◆ ABOUT THIS TASK
Pull every line with "name" from the data below and copy it.

(Page and application data records)
┄┄┄┄┄┄

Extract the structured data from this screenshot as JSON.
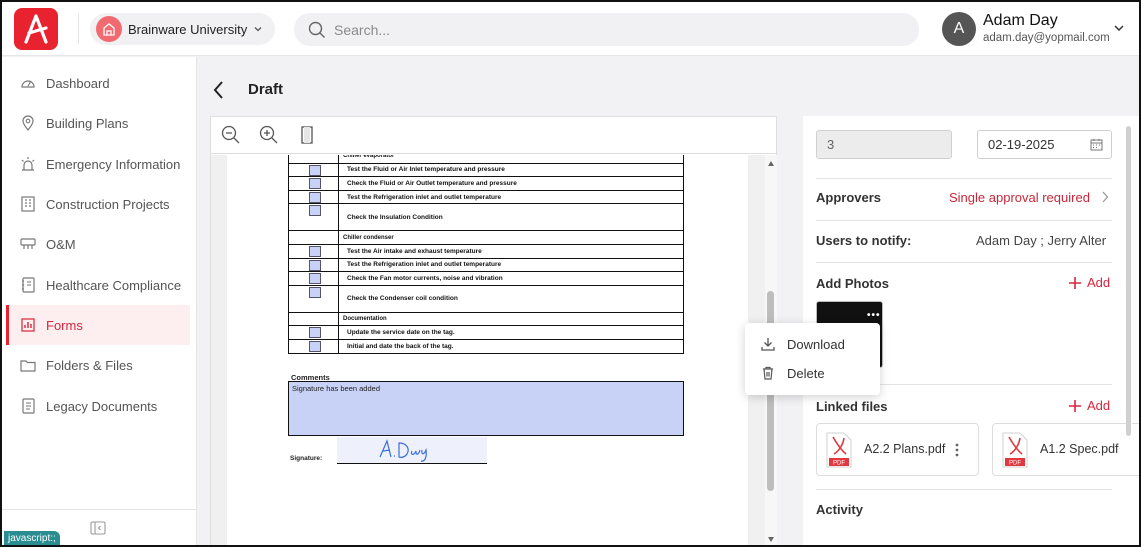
{
  "org": {
    "name": "Brainware University"
  },
  "search": {
    "placeholder": "Search..."
  },
  "user": {
    "initial": "A",
    "name": "Adam Day",
    "email": "adam.day@yopmail.com"
  },
  "sidebar": {
    "items": [
      {
        "label": "Dashboard",
        "icon": "dashboard-icon"
      },
      {
        "label": "Building Plans",
        "icon": "location-pin-icon"
      },
      {
        "label": "Emergency Information",
        "icon": "alarm-light-icon"
      },
      {
        "label": "Construction Projects",
        "icon": "building-icon"
      },
      {
        "label": "O&M",
        "icon": "hvac-icon"
      },
      {
        "label": "Healthcare Compliance",
        "icon": "notebook-icon"
      },
      {
        "label": "Forms",
        "icon": "bar-chart-icon",
        "active": true
      },
      {
        "label": "Folders & Files",
        "icon": "folder-icon"
      },
      {
        "label": "Legacy Documents",
        "icon": "document-icon"
      }
    ],
    "status_tip": "javascript:;"
  },
  "page": {
    "title": "Draft"
  },
  "document": {
    "rows": [
      {
        "type": "section",
        "text": "Chiller evaporator"
      },
      {
        "type": "item",
        "text": "Test the Fluid or Air Inlet temperature and pressure"
      },
      {
        "type": "item",
        "text": "Check the Fluid or Air Outlet temperature and pressure"
      },
      {
        "type": "item",
        "text": "Test the Refrigeration inlet and outlet temperature"
      },
      {
        "type": "item-tall",
        "text": "Check the Insulation Condition"
      },
      {
        "type": "section",
        "text": "Chiller condenser"
      },
      {
        "type": "item",
        "text": "Test the Air intake and exhaust temperature"
      },
      {
        "type": "item",
        "text": "Test the Refrigeration inlet and outlet temperature"
      },
      {
        "type": "item",
        "text": "Check the Fan motor currents, noise and vibration"
      },
      {
        "type": "item-tall",
        "text": "Check the Condenser coil condition"
      },
      {
        "type": "section",
        "text": "Documentation"
      },
      {
        "type": "item",
        "text": "Update the service date on the tag."
      },
      {
        "type": "item",
        "text": "Initial and date the back of the tag."
      }
    ],
    "comments_label": "Comments",
    "comments_text": "Signature has been added",
    "signature_label": "Signature:",
    "signature_text": "A.Day"
  },
  "context_menu": {
    "download": "Download",
    "delete": "Delete"
  },
  "panel": {
    "field_value": "3",
    "date_value": "02-19-2025",
    "approvers_label": "Approvers",
    "approvers_value": "Single approval required",
    "notify_label": "Users to notify:",
    "notify_value": "Adam Day ;   Jerry Alter",
    "photos_label": "Add Photos",
    "add_label": "Add",
    "linked_label": "Linked files",
    "files": [
      {
        "name": "A2.2 Plans.pdf",
        "badge": "PDF"
      },
      {
        "name": "A1.2 Spec.pdf",
        "badge": "PDF"
      }
    ],
    "activity_label": "Activity"
  },
  "colors": {
    "brand": "#e8232f",
    "accent_text": "#c8283a",
    "field_highlight": "#c8d2f6"
  }
}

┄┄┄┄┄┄

◆ OUTPUT OF THE EXERCISE
    "name": "Brainware University"
    "name": "Adam Day",
        "name": "A2.2 Plans.pdf",
        "name": "A1.2 Spec.pdf",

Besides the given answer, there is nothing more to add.